This is Arlene Martínez, communications director with Good Jobs First, with a quick update on some of our work.
I’ll start today with this “Amazon is Coming to Town” explainer I put together with Pat Garofalo, the director of state and local policy at the American Economic Liberties Project. Our paths cross often, together as we are at the intersection of subsidies and social justice, and we both saw value in helping people ask some vital questions before Amazon arrives.
It isn’t enough to take at face value the usually overstated claims of new jobs and economic vitality Amazon cheerleaders promise. The truth is, it’s often going to be a losing proposition, and that side needs as much telling.
We hope you’ll pin this on your desk and share it with all your friends. Amazon is really hurting workers, small businesses and creating a monopoly on several fronts – and it’s doing it with billions of dollars in help from taxpayers.

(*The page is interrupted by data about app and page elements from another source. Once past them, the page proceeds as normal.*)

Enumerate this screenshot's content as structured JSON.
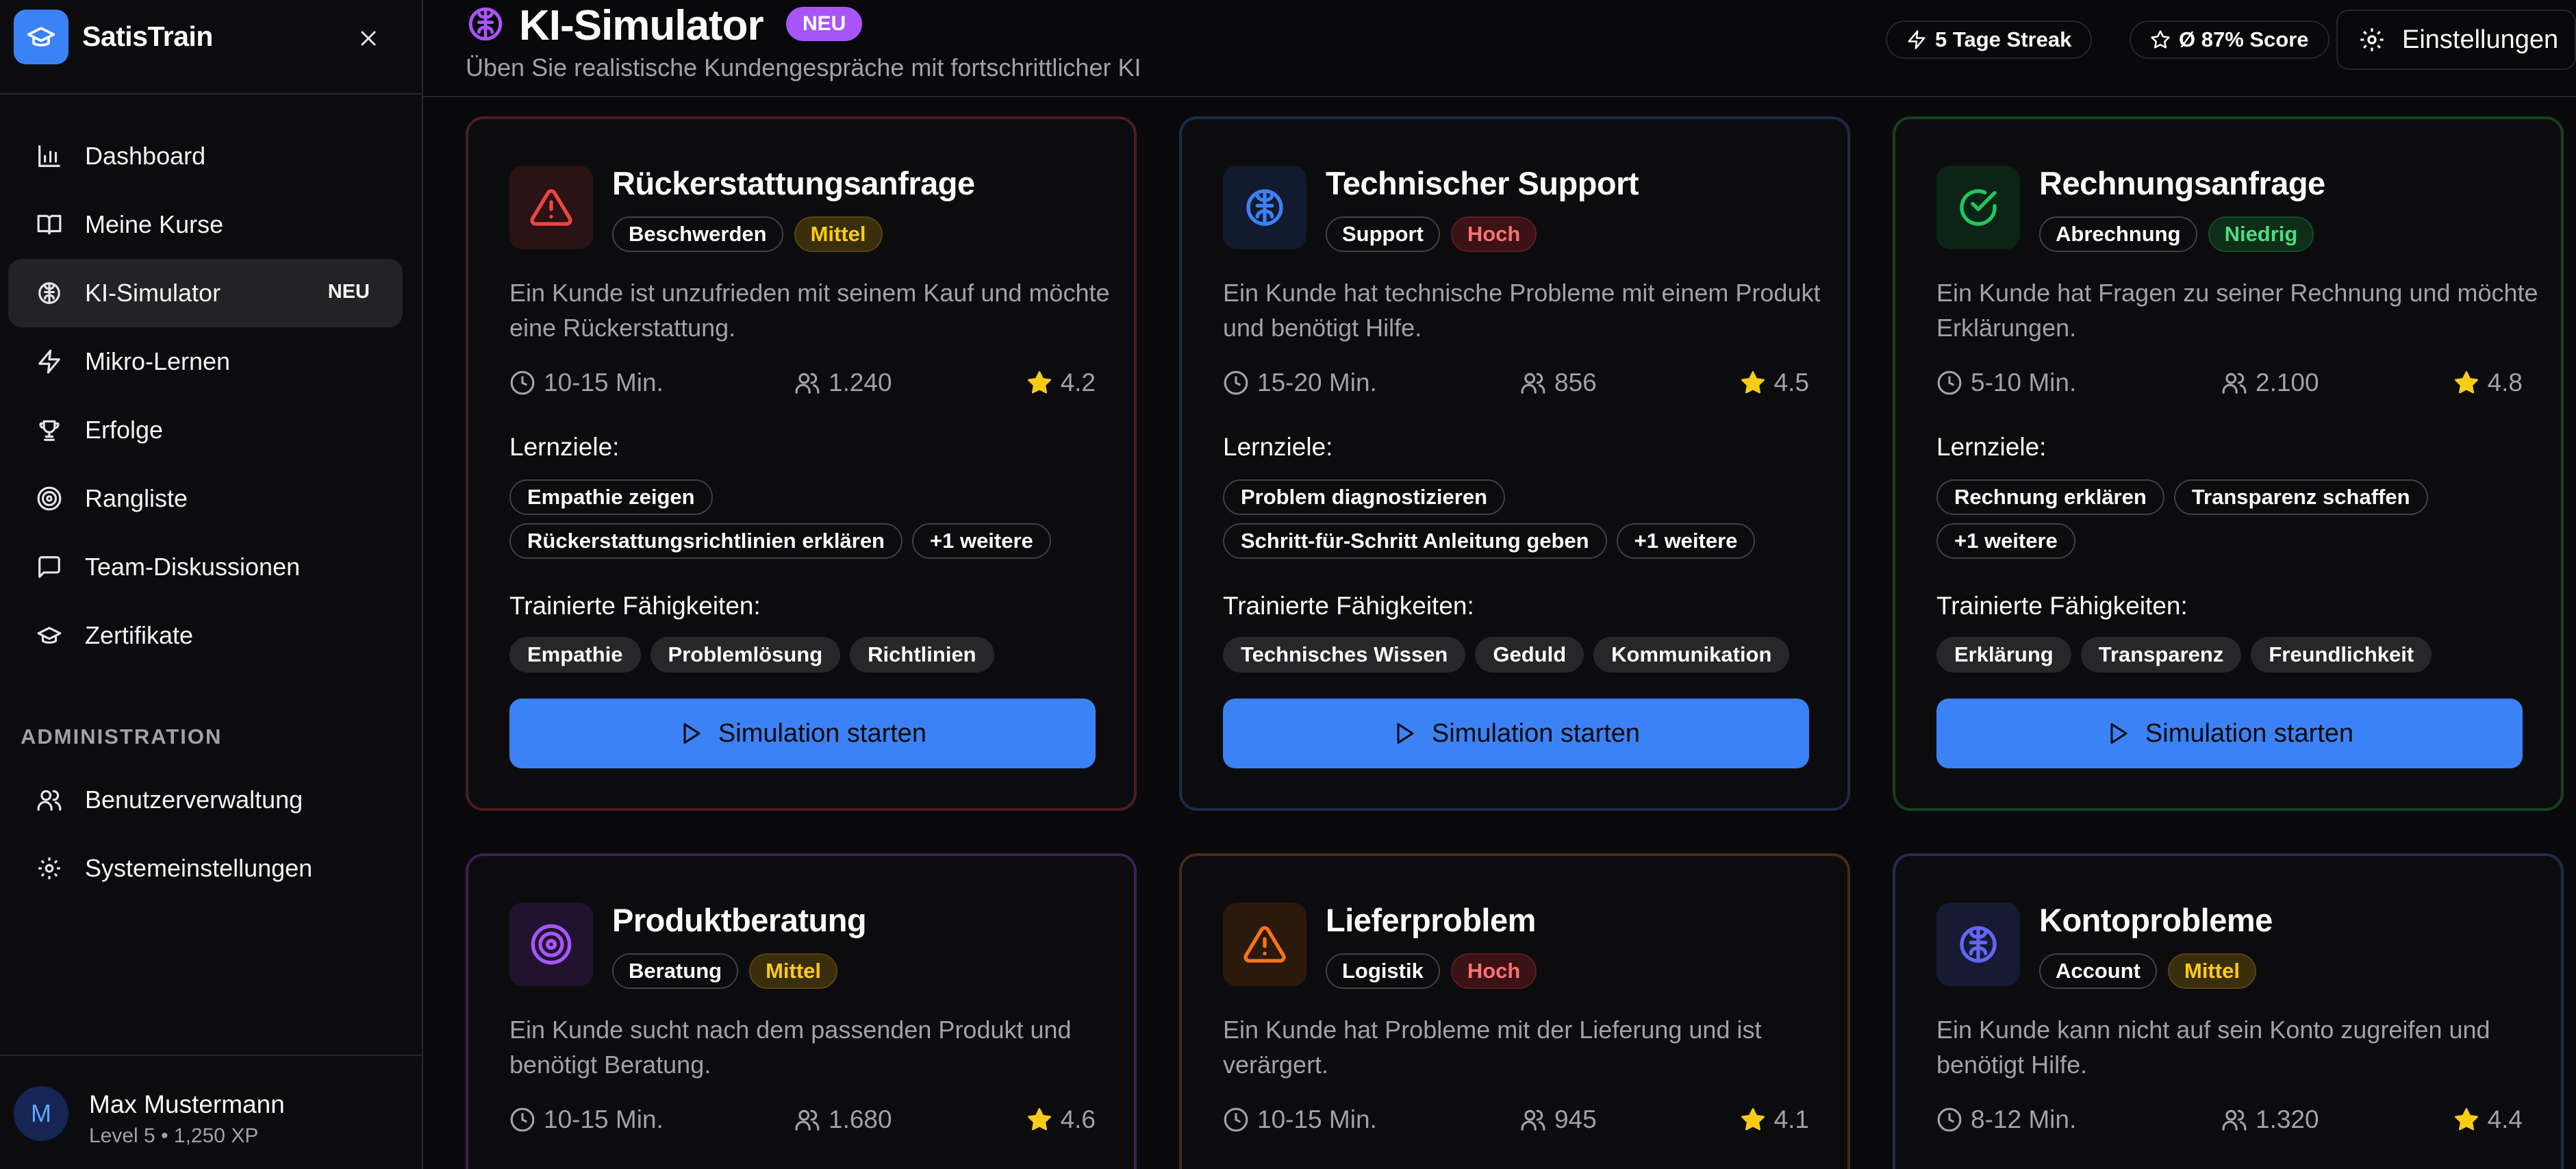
{
  "app": {
    "name": "SatisTrain"
  },
  "nav": {
    "items": [
      {
        "label": "Dashboard",
        "icon": "bar-chart-icon"
      },
      {
        "label": "Meine Kurse",
        "icon": "book-icon"
      },
      {
        "label": "KI-Simulator",
        "icon": "brain-icon",
        "badge": "NEU",
        "active": true
      },
      {
        "label": "Mikro-Lernen",
        "icon": "zap-icon"
      },
      {
        "label": "Erfolge",
        "icon": "trophy-icon"
      },
      {
        "label": "Rangliste",
        "icon": "target-icon"
      },
      {
        "label": "Team-Diskussionen",
        "icon": "message-icon"
      },
      {
        "label": "Zertifikate",
        "icon": "graduation-cap-icon"
      }
    ],
    "admin_title": "ADMINISTRATION",
    "admin_items": [
      {
        "label": "Benutzerverwaltung",
        "icon": "users-icon"
      },
      {
        "label": "Systemeinstellungen",
        "icon": "gear-icon"
      }
    ]
  },
  "user": {
    "initial": "M",
    "name": "Max Mustermann",
    "meta": "Level 5 • 1,250 XP"
  },
  "header": {
    "title": "KI-Simulator",
    "badge": "NEU",
    "subtitle": "Üben Sie realistische Kundengespräche mit fortschrittlicher KI",
    "streak": "5 Tage Streak",
    "score": "Ø 87% Score",
    "settings": "Einstellungen"
  },
  "labels": {
    "goals": "Lernziele:",
    "skills": "Trainierte Fähigkeiten:",
    "start": "Simulation starten"
  },
  "colors": {
    "accent": "#3b82f6",
    "badge_purple": "#a855f7",
    "star": "#facc15"
  },
  "cards": [
    {
      "title": "Rückerstattungsanfrage",
      "category": "Beschwerden",
      "level": "Mittel",
      "desc": "Ein Kunde ist unzufrieden mit seinem Kauf und möchte eine Rückerstattung.",
      "duration": "10-15 Min.",
      "users": "1.240",
      "rating": "4.2",
      "goals": [
        "Empathie zeigen",
        "Rückerstattungsrichtlinien erklären",
        "+1 weitere"
      ],
      "skills": [
        "Empathie",
        "Problemlösung",
        "Richtlinien"
      ],
      "icon": "alert-triangle-icon"
    },
    {
      "title": "Technischer Support",
      "category": "Support",
      "level": "Hoch",
      "desc": "Ein Kunde hat technische Probleme mit einem Produkt und benötigt Hilfe.",
      "duration": "15-20 Min.",
      "users": "856",
      "rating": "4.5",
      "goals": [
        "Problem diagnostizieren",
        "Schritt-für-Schritt Anleitung geben",
        "+1 weitere"
      ],
      "skills": [
        "Technisches Wissen",
        "Geduld",
        "Kommunikation"
      ],
      "icon": "brain-icon"
    },
    {
      "title": "Rechnungsanfrage",
      "category": "Abrechnung",
      "level": "Niedrig",
      "desc": "Ein Kunde hat Fragen zu seiner Rechnung und möchte Erklärungen.",
      "duration": "5-10 Min.",
      "users": "2.100",
      "rating": "4.8",
      "goals": [
        "Rechnung erklären",
        "Transparenz schaffen",
        "+1 weitere"
      ],
      "skills": [
        "Erklärung",
        "Transparenz",
        "Freundlichkeit"
      ],
      "icon": "check-circle-icon"
    },
    {
      "title": "Produktberatung",
      "category": "Beratung",
      "level": "Mittel",
      "desc": "Ein Kunde sucht nach dem passenden Produkt und benötigt Beratung.",
      "duration": "10-15 Min.",
      "users": "1.680",
      "rating": "4.6",
      "icon": "target-icon"
    },
    {
      "title": "Lieferproblem",
      "category": "Logistik",
      "level": "Hoch",
      "desc": "Ein Kunde hat Probleme mit der Lieferung und ist verärgert.",
      "duration": "10-15 Min.",
      "users": "945",
      "rating": "4.1",
      "icon": "alert-triangle-icon"
    },
    {
      "title": "Kontoprobleme",
      "category": "Account",
      "level": "Mittel",
      "desc": "Ein Kunde kann nicht auf sein Konto zugreifen und benötigt Hilfe.",
      "duration": "8-12 Min.",
      "users": "1.320",
      "rating": "4.4",
      "icon": "brain-icon"
    }
  ]
}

“Chapter 313 is wasteful and unnecessary”
So says Dick Lavine, a senior fiscal policy expert at Every Texan, who spoke with me about one of the nation’s most generous corporate subsidy programs.

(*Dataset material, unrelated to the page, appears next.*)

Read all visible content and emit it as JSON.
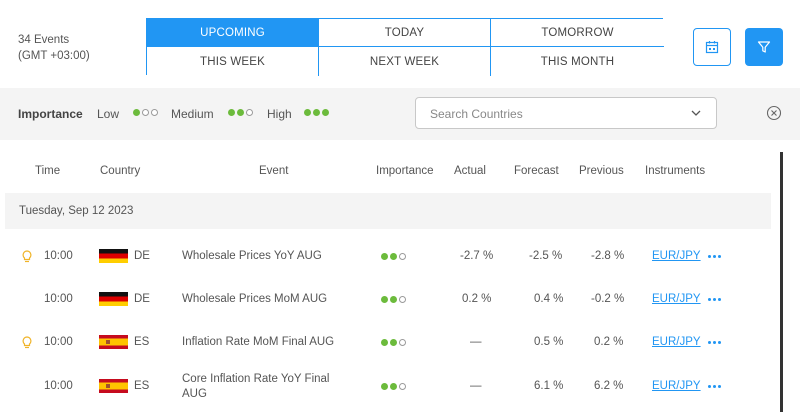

Chapter 313, so-called for its place in the state’s tax code, works like this: If a school board approves a property tax abatement for a developer, who need only pinky promise they wouldn’t come without it, the state (read: all Texas taxpayers) reimburses the school district. But wait, it gets worse – in many of these deals, the district gets more money than if it rejected the deal.
Read more about his thoughts on Chapter 313 in Good Jobs First’ inaugural “ 5 questions with…” feature, which we’ll be doing on the regular.

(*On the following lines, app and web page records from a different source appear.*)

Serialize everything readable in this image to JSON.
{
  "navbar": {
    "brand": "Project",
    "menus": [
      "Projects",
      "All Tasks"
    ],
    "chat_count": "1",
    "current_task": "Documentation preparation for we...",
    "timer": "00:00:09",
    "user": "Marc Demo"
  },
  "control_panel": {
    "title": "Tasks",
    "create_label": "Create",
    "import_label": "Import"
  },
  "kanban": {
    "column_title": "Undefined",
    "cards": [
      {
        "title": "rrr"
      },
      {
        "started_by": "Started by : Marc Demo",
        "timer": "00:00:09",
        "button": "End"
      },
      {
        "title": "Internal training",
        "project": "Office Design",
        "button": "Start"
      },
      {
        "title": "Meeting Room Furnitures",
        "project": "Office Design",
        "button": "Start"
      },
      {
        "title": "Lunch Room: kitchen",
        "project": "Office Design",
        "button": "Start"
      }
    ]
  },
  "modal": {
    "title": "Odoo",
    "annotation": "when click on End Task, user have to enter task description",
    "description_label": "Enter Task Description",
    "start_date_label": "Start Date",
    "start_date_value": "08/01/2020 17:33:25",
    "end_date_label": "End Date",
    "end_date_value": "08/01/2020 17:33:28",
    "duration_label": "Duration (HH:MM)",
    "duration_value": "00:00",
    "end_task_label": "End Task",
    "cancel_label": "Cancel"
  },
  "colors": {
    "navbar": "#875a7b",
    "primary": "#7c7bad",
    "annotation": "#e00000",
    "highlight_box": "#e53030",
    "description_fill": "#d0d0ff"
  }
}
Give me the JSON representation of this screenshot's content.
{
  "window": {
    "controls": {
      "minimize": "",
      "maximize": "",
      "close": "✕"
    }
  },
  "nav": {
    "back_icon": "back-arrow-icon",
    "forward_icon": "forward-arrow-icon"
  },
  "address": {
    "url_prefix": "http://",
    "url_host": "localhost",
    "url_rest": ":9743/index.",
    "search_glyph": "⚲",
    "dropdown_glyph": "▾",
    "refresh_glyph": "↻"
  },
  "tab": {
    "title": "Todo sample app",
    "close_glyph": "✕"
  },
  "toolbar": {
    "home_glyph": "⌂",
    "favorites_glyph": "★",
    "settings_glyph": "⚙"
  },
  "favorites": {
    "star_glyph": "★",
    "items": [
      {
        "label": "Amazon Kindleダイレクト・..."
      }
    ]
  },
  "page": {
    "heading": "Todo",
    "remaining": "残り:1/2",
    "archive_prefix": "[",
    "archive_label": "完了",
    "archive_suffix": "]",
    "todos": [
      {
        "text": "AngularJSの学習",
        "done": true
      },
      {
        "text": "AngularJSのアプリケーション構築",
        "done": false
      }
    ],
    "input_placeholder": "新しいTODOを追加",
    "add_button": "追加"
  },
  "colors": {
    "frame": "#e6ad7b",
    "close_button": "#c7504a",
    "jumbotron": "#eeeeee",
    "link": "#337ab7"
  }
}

We haven’t forgotten you, CARES Act and CARES Act 2.0
By now, you may know the CARES Act 2.0 did little in the way of preventing fraud or ensuring that hard-hit workers were prioritized, despite our hopes and recommendations for how it could be better than the first.
But did you know that 2.0 is even worse in some ways, particularly when it comes to the Paycheck Protection Program? I’m talking about that little gift to businesses that lets them turn their loans into cash money, and then deduct that amount from their taxes so it’s like a double gift.
All I’m saying is, I paid taxes on my unemployment compensation (I was furloughed several weeks by my previous employer early in the pandemic).
“But what is most notable about the PPP extension is what it is missing. H.R. 133 does nothing to address workers’ most pressing concerns: layoffs and wage reductions,” writes Good Jobs First Research Analyst Mellissa Chang.
Also, we just updated Covid Stimulus Watch, with precise loan amounts for PPP loans of $150,000 and higher through Aug. 8, 2020. What’s still missing: data on race and gender (because the Small Business Administration doesn’t require it), company names and addresses for hundreds of recipients (seriously) and a breakdown of which companies had loans forgiven. So far, the SBA has released only a total of all forgiven loans – $100 billion. We’ll be watching.
We also broke down how much PPP money went to charter schools and private schools. There’s quite a variation. Like Californians per-capita got $7.22 for charter schools, while Washington, D.C. residents per-capita got $54.56 . Explore the data yourself, and let us know what you find.